"She who hides her face is in a position superior to mine," she says. "She sees me but she refuses to reciprocate."
Then there is the strongly guarded idea of secularism in France, the absolute separation of religion and the state rooted in the 1789 revolution and enshrined in a century-old law.
"You can have whatever religion you wish," says Mrs Badinter, "but it stays in the private sphere."
The problem is that some French Muslims see that not only as a way of dismissing their religion but also of ignoring their presence in France.
'Freedom of conscience'
The city suburbs with high populations of Muslims of North African descent have unemployment rates far above the national average. Educational achievement is generally lower in those areas and poverty is a real problem.
For the foreigners who come to France, according to Kenza Drider, "it's not that they don't want to integrate, it's that the state doesn't want to integrate them - there's a big difference".

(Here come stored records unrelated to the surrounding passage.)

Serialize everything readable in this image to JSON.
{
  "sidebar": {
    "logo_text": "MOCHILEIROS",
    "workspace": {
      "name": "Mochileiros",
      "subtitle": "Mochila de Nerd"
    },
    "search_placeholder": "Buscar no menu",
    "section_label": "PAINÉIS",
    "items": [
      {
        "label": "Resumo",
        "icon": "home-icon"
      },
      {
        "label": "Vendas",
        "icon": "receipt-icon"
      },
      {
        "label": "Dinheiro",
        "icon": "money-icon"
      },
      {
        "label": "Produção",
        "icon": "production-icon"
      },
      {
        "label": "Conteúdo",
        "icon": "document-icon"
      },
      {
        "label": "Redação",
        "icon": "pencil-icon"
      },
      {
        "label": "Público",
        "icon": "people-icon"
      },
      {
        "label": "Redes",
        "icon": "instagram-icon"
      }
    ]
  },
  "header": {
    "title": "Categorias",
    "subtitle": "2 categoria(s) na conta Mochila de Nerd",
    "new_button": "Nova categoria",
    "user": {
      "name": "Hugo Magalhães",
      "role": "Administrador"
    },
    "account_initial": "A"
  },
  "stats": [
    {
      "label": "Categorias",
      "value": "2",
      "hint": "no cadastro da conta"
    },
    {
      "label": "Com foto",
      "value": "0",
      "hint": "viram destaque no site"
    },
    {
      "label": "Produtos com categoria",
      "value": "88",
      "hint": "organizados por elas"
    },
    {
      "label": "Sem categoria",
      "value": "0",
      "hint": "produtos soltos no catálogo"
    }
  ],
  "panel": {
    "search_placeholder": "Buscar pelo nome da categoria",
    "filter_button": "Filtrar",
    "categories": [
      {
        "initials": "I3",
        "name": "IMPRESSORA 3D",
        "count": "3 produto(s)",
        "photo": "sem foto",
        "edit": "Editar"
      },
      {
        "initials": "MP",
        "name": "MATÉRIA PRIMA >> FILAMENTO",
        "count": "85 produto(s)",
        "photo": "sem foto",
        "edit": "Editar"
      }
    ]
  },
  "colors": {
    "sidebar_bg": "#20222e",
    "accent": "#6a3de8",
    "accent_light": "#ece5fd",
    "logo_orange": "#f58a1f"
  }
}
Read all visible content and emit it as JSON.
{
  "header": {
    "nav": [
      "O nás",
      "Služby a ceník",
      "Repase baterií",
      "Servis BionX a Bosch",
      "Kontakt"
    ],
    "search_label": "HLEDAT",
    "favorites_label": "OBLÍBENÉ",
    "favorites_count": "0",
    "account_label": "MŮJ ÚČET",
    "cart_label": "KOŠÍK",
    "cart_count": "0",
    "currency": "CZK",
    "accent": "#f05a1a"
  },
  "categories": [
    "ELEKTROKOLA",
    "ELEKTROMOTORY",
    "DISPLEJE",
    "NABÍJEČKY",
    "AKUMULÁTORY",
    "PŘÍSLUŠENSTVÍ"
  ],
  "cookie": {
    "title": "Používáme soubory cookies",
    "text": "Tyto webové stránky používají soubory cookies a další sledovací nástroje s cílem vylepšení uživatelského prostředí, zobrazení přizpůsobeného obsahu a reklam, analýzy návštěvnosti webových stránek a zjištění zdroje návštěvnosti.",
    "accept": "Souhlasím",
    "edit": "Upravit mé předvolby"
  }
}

She, like many Muslims, accuses the government of failing to address the social and economic problems the newcomers face.
And she has a message for the members of parliament who want to stop her wearing her veil in certain public places. She will not comply.
"The MPs who talk about liberty, equality and fraternity don't really understand the French Republic," she says back at her apartment in Avignon where, with only family and other women present, she removes the niqab and sets about making dinner for her children.
"Liberty means freedom of conscience, of expression," she says. "Equality means not judging the foreigner and fraternity means the support of French people for a French citizen."
Her words are a sign of the growing challenge to the long established values and principles of France as more and more Muslims put down roots in the country. The niqab is only the visible indication of a struggle to define what it means to be French.